McIntosh. Be precise. Pinpoint the connection for us in no more than two sentences. Be
sure to quote from McIntosh, Yamato or Wise you introduce this connection (and cite the
page #).
Part I B. Select a quotation from Ma Rainey that illustrates this connection. Your
quotation might be a small chunk of dialogue, a piece of a monologue, of a song...
 Set up this quotation briefly by telling us who’s talking to whom in what
 Quote verbatim and note the page number in parentheses.
Part IC. Explain the ways you see that the quote from the play illustrates the connection
you identified and introduced. Try to explain the specific relevance and contents of the
quote itself not of the surrounding text. Take no more than two or three sentences to do
Part II Pick one of the African American characters in the play. Consider how this
character deals with the racism that permeates the society. Perhaps the character

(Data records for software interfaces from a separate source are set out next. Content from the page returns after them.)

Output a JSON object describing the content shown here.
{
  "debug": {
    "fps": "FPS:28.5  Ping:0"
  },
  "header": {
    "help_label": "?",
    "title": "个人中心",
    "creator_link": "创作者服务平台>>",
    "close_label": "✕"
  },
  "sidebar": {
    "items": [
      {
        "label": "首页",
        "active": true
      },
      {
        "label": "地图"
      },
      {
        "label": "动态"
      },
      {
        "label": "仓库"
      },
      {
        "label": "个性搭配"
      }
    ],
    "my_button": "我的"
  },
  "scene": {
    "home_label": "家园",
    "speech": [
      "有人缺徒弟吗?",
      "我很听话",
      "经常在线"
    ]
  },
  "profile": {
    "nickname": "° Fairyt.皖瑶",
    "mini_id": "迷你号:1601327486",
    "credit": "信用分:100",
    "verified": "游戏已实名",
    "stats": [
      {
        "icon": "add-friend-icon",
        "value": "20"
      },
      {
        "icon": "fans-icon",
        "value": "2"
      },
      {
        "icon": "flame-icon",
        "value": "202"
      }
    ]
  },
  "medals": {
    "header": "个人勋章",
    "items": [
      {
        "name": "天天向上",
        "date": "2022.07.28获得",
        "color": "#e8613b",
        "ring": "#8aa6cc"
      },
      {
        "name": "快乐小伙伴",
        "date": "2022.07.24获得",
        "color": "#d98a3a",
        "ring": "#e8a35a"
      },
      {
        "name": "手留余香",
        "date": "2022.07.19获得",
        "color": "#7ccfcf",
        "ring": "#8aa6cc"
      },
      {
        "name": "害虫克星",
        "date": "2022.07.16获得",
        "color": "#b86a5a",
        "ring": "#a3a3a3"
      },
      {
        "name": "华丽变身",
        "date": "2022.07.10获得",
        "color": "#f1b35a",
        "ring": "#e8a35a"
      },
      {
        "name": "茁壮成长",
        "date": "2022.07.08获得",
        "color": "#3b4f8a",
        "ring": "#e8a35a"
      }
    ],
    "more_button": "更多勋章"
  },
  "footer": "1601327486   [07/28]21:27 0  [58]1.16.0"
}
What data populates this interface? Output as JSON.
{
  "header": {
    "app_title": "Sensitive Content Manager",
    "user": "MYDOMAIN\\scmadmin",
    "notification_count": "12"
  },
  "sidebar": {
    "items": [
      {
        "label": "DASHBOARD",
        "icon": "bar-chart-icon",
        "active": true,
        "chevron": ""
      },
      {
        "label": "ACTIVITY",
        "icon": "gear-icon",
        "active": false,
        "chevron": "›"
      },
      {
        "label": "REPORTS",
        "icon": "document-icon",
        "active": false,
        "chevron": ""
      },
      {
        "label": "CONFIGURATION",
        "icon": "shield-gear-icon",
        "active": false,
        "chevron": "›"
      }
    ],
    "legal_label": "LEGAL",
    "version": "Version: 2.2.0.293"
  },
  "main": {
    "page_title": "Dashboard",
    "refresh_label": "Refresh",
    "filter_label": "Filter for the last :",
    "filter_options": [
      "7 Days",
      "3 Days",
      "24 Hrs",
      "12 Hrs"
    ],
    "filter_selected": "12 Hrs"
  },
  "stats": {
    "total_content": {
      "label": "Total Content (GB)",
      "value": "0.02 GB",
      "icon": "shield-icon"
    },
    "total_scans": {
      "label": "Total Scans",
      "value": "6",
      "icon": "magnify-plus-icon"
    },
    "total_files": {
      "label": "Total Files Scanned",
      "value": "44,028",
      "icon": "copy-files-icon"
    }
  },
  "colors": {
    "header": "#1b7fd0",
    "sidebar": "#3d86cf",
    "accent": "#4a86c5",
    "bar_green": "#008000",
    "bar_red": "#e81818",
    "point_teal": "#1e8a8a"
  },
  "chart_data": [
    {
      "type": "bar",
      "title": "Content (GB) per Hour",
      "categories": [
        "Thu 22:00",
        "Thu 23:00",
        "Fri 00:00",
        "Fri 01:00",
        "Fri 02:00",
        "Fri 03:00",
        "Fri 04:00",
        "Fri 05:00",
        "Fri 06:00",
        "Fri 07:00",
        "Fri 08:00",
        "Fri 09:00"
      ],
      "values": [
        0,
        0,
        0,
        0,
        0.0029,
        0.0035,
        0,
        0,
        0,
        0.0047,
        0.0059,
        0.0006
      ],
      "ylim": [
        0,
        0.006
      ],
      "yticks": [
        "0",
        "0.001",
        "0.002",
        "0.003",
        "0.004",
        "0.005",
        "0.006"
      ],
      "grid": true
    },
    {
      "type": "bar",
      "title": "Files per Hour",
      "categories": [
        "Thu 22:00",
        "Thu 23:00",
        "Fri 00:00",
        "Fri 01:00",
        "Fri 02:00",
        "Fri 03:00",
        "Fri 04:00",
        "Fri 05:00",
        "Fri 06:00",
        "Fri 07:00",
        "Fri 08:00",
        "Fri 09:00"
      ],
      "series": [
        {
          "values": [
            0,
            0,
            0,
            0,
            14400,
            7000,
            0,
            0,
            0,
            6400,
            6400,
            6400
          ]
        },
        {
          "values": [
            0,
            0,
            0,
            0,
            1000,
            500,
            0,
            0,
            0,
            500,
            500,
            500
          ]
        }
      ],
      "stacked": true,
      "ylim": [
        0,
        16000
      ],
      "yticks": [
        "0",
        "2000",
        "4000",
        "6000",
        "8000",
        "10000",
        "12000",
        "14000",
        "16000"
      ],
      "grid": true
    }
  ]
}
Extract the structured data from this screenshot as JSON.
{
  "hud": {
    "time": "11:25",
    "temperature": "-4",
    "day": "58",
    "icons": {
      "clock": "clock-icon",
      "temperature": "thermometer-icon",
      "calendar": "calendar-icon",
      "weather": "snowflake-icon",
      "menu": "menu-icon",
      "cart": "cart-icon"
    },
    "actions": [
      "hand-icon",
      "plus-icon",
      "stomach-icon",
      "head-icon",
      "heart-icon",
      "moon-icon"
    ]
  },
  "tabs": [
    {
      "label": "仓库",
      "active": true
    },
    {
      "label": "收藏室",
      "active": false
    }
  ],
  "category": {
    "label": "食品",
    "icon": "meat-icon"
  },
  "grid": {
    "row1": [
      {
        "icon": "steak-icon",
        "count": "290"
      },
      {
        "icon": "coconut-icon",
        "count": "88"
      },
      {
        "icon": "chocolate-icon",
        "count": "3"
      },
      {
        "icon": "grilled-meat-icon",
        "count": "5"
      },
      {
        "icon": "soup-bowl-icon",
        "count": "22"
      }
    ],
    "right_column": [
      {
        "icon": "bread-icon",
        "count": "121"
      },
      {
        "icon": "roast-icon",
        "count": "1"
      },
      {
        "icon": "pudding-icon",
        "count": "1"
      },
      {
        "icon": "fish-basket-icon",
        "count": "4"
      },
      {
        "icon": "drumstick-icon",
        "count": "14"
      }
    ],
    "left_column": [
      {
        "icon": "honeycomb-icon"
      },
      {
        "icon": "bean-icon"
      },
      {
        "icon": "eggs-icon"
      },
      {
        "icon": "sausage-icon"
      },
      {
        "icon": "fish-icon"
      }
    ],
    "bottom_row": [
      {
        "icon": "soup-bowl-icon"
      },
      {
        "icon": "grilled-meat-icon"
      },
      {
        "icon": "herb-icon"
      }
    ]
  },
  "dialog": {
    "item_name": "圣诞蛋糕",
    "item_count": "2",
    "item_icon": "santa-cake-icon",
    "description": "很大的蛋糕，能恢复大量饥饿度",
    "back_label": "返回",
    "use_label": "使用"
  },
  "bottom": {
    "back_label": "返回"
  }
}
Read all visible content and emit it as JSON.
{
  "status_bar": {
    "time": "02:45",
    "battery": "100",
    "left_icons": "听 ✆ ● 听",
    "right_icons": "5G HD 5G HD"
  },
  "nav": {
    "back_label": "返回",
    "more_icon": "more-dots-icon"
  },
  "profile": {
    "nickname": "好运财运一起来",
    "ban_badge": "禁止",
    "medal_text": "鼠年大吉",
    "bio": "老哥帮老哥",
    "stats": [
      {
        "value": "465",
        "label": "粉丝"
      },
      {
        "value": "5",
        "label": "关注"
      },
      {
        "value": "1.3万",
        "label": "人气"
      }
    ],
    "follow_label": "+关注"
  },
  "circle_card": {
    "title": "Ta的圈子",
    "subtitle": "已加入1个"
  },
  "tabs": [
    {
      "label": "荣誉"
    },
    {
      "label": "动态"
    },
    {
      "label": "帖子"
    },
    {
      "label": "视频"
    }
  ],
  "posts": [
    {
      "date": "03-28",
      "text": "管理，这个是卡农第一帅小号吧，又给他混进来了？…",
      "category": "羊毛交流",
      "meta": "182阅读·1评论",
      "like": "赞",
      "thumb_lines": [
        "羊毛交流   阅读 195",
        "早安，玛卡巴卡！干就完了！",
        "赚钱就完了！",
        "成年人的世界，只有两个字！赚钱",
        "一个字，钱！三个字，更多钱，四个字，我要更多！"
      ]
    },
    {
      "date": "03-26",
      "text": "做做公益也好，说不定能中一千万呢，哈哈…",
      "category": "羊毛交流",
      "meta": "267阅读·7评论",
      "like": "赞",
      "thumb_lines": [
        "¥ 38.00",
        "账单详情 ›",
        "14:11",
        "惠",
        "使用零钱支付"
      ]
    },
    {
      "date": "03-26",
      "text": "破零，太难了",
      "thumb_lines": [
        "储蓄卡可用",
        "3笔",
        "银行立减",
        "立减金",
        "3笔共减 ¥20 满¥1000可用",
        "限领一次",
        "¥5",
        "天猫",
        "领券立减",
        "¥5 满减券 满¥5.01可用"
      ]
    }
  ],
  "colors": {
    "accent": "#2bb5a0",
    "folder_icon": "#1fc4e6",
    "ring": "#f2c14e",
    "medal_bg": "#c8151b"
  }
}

advocates a particular kind of response or path to follow. Maybe the character has simply
developed a modus operandi (method of operation) that you can discern. It might help to
think about this in terms of the choices the character makes or advocates to hold one’s
self (mind, body, soul) or one’s people together in the face of daily exposure to personal
and institutional racism.
IIA—Name the character you’ve chosen and briefly (in a sentence or two) describe your
perception of the character’s distinctive response to racism.
 Select two quotations that illustrate your ideas about the character’s
 Set up each quotation briefly by noting who’s talking to whom and in what
 Quote verbatim and cite the page #.
 After each quotation, explain in 2-3 sentences how/why that quotation illuminates
the character’s response.
Part III—Take on the role of set designer now. Describe the “world of this play” as you
perceive it and imagine it from your first reading. Now pick one of the elements of design
that you would use and explain, in two or three sentences, why or how you would use it
to create and convey the world of this play to your audience. OR experiment with
drawing to show how you would use this element.
For example, with Galileo, I see a world poised to move forward in its scientific
understanding and I feel the energy and excitement this generates. I also see a world
walled in by the church’s authority. I want to play with trajectories and walls, then, as
symbols. Of course, the play is literally about planets and their trajectories. But Galileo
sets out on a glorious intellectual trajectory of discovery and takes others along with him.
Their arc is destined from the play’s outset to collide with a wall of authority, but one
with slowly growing cracks, and light spilling through these cracks like rays of truth.
(Hmmm, not sure how Brechtian this design scheme is so far—sounds a bit “heroic”...)